It is the conclusion of this court that testimony of the details of comparable sales by the expert witness even though it is hearsay may be permitted for the purpose of showing the basis of the expert's opinion and not as substantive evidence of these sales.
The accuracy of the expert's testimony concerning the comparable sales can be developed on cross-examination in view of the fact that the opponent will be advised at least 20 days prior to trial what comparables will be used by the witnesses under the Special Rule.

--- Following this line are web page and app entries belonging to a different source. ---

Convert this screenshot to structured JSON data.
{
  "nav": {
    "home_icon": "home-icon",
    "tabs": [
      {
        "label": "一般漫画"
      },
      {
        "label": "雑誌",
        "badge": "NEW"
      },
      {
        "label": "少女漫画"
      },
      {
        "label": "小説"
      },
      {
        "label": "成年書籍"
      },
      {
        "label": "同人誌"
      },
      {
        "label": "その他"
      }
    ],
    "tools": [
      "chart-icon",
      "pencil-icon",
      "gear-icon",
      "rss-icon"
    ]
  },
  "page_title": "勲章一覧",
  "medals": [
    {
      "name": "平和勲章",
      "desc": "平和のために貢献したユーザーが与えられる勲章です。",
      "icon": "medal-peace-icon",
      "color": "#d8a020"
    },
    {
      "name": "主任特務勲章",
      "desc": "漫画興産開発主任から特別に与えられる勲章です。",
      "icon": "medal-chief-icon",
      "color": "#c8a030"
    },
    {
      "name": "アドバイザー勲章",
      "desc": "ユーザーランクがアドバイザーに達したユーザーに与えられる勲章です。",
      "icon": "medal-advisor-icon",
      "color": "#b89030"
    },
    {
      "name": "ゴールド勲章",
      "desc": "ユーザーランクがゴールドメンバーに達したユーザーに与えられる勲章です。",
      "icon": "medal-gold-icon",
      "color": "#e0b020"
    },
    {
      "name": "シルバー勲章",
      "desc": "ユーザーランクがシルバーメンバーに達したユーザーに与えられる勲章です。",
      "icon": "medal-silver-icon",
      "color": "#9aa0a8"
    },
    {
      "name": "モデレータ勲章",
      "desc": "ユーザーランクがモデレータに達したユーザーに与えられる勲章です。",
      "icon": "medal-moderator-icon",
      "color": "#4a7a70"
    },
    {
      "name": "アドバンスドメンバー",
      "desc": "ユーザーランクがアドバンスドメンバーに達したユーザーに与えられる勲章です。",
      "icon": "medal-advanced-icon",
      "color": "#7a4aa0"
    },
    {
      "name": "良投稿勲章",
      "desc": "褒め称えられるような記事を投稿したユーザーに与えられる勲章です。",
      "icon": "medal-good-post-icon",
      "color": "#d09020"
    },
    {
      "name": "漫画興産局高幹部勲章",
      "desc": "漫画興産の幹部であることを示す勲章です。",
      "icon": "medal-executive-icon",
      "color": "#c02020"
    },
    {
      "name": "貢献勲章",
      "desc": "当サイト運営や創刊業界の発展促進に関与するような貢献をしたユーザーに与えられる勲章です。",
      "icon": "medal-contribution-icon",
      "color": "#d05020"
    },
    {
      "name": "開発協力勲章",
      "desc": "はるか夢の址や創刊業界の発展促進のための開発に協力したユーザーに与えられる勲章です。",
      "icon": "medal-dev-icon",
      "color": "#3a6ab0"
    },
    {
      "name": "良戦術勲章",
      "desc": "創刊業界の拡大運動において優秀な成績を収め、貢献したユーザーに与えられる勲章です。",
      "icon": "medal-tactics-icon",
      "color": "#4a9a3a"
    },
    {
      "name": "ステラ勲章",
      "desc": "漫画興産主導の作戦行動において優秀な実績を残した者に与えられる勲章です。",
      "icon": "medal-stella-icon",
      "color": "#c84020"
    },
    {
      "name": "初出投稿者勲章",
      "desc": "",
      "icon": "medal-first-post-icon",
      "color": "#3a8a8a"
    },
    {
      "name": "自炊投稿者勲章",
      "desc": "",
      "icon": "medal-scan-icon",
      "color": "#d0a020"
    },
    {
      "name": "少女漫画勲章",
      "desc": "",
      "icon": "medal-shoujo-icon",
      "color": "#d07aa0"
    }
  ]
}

The court believes that if the subject premises were rented they would be rented to one tenant rather than a number of tenants renting part of the premises. Therefore the probabilities are that in arriving at a rental, the owner and the tenant would probably utilize one rental price per square foot for the brick buildings rather than a different rental for the office space, storage area in the brick buildings and a lesser rental for the frame buildings. Taking the comparable rentals testified to by the claimant's appraiser and the city's appraiser, it is the opinion of the court that a fair rental for the brick buildings would be 80 cents per square foot and for the frame building, 40 cents per square foot, which would produce a gross rent of $4,634 per year if we use the area of buildings as set forth in the plaintiff's survey.
The court in computing the value of the premises by the income approach used the following expenses: Taxes -- $191.89; Insurance -- $195; Maintenance -- $125; Vacancy (10%) -- $463.40. Total expenses of $975.29 deducted from gross rent leaves a net annual rent income of $3,658.71. From which the sum of $1,046.45, (an allowance of 6% interest must be allowed on the land value -- $17,440.81), must be subtracted to arrive at a net income of $2,612.26 to be imputed to the improvements. The court believes that this net of $2,612.26 should be capitalized at 16% (6% interest plus 10% return of capital) which would equal $16,326.62 for the value of the improvements.
The above rental is based on the premises being rented to a plumbing concern with the shelving and bins included as part of the above rents. No allowance for management was used because the owner would most certainly perform this service. (Matter of City of New York [ Maxwell ], 15 A.D.2d 153, affd. 12 N.Y.2d 1086, supra).
By adding the value of the land, $17,440.81, to the value of the improvements, $16,326.62, the court finds that just compensation for the premises to the defendant, William Dechert & Son, Inc., is in the sum of $33,767.43.
The foregoing award is subject to all unpaid franchise and real estate taxes, water bills, sewer rentals and any liens and encumbrances against the premises at the time of taking title by the City of Buffalo as provided by law.
© 1998 VersusLaw Inc.